■ **PROBLEM TO SOLVE**:
Going through the data below, please show each line containing the string "face".

[Start of section]

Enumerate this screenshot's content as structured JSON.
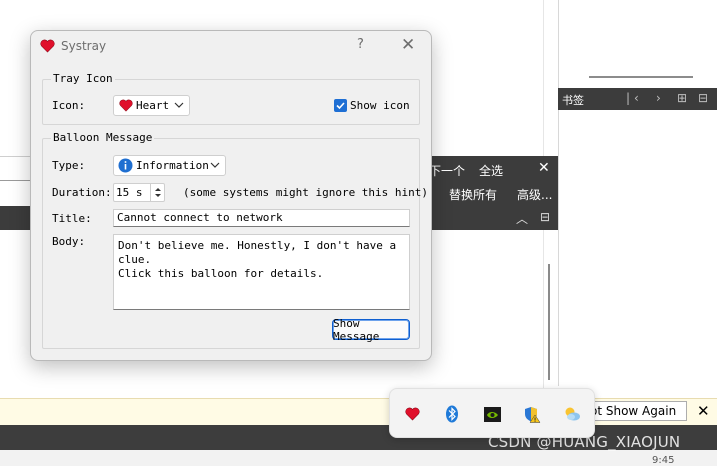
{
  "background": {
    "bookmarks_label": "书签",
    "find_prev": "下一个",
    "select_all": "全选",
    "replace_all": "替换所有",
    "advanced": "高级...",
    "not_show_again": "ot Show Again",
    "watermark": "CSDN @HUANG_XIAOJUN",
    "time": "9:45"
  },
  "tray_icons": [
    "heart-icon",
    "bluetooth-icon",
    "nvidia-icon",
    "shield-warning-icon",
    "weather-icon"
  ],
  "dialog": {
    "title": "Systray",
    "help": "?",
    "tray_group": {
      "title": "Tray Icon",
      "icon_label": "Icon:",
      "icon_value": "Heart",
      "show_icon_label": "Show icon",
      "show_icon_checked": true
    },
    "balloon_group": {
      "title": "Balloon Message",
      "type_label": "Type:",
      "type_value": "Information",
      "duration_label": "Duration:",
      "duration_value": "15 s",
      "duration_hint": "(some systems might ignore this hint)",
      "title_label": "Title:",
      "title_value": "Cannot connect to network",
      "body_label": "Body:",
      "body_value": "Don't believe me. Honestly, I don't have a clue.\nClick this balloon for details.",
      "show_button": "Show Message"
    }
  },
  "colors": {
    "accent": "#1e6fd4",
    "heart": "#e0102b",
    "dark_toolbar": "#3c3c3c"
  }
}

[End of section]
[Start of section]

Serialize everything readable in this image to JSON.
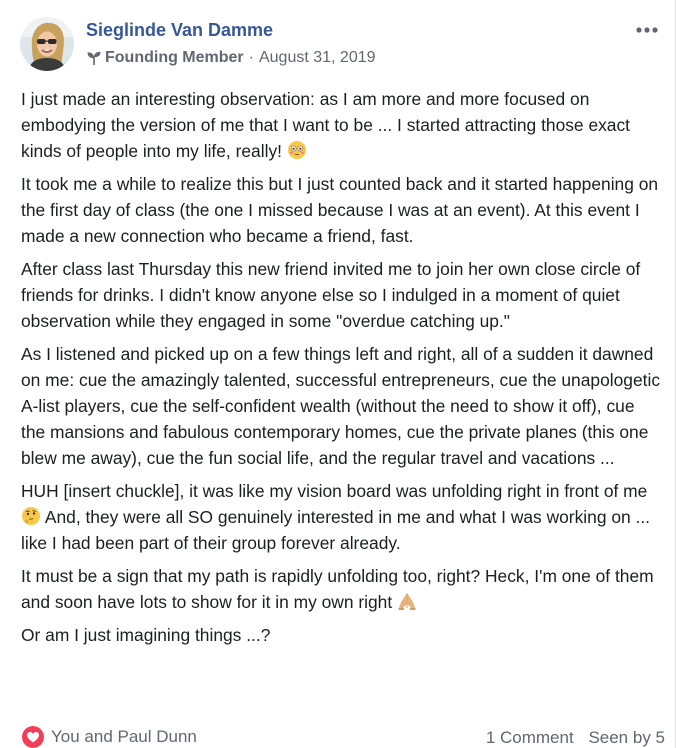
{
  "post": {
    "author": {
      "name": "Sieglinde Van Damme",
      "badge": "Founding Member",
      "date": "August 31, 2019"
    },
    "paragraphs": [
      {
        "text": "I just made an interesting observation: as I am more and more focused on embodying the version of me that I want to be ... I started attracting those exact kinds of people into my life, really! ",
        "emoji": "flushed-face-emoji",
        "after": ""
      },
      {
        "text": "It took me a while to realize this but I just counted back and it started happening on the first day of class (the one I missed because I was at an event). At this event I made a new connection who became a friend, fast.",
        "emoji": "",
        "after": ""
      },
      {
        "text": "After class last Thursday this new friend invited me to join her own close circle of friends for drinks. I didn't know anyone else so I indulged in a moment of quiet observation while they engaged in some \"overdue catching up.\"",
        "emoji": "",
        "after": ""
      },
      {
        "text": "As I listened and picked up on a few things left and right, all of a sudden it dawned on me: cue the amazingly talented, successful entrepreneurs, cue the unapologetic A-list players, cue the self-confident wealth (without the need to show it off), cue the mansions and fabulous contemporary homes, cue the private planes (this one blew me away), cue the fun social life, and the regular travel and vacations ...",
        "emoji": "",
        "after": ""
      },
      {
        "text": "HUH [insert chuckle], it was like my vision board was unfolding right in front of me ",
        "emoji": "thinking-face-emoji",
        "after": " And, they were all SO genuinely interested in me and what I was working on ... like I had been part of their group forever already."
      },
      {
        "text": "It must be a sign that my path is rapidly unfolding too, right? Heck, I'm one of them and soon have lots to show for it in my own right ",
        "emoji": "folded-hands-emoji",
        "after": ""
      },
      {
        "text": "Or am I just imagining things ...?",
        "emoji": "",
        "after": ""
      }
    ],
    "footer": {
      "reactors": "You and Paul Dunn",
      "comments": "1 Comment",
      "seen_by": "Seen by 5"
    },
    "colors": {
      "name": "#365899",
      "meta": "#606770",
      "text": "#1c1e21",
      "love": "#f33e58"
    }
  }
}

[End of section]
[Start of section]

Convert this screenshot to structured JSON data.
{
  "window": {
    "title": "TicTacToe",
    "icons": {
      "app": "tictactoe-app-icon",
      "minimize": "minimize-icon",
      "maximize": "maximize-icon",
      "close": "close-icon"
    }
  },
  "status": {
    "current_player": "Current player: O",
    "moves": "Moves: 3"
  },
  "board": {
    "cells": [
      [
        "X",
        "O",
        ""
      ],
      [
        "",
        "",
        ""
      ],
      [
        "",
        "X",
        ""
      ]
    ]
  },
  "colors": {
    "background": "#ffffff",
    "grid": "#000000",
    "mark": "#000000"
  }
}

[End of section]

■ **TASK RESPONSE**:
        "emoji": "flushed-face-emoji",
        "emoji": "thinking-face-emoji",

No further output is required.